The provincial government has been criticized for its reaction to Saturday's massive earthquake near Haida Gwaii, where it took about 40 minutes before communities received a tsunami warning.
“There's discussion going on with service providers, local authorities, Industry Canada, and looking at the feasibility and a potential pilot project,” said Chris Duffy, executive director of Emergency Management BC.”
Duffy said the process for setting up such a service is complicated, but he says the government is committed to exploring it.
A new technology in the U.S. sends natural disaster-related warnings immediately to cell phone users in the path of danger, says Ted Buehner, a meteorologist at the National Weather Service in Washington.
"It's just to get your attention so you're aware of the situation, can tune to other resources, and then take action to protect lives and property," Buehner told CBC News.
Cell phone providers are required to provide the service by law, which was introduced in 2006 following Hurricane Katrina. B.C. needs this technology, said Carol Kulesha, mayor of Queen Charlotte City on Haida Gwaii.
"If everyone was able to use their cell phone, and that alert came out and came down over the cellphone lines, that would be fabulous," said Kulesha.

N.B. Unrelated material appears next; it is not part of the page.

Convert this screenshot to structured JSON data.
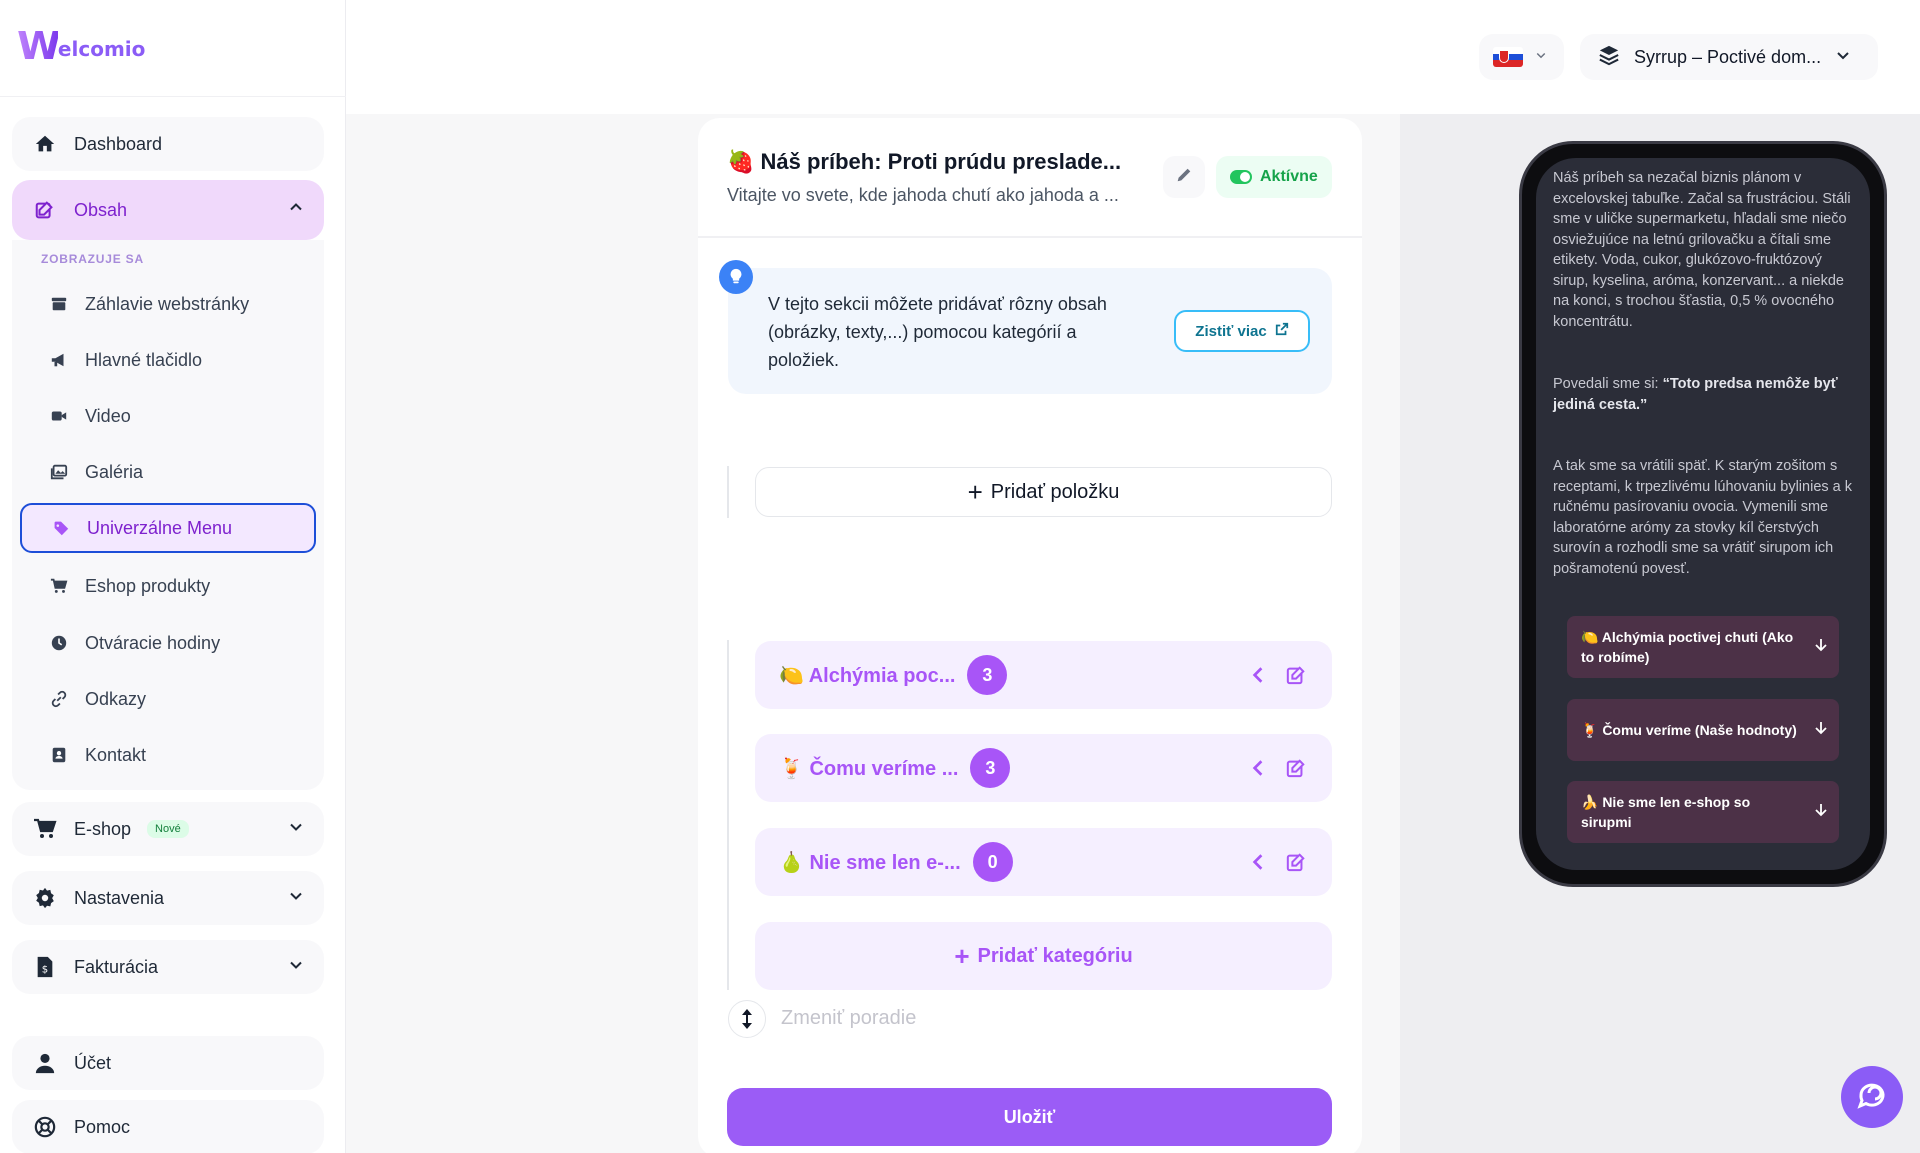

There are many areas of B.C. with little or no cell service, but most of the population lives in areas where service is available. Kulesha said a better system of some kind needs to be in place before the next big quake occurs.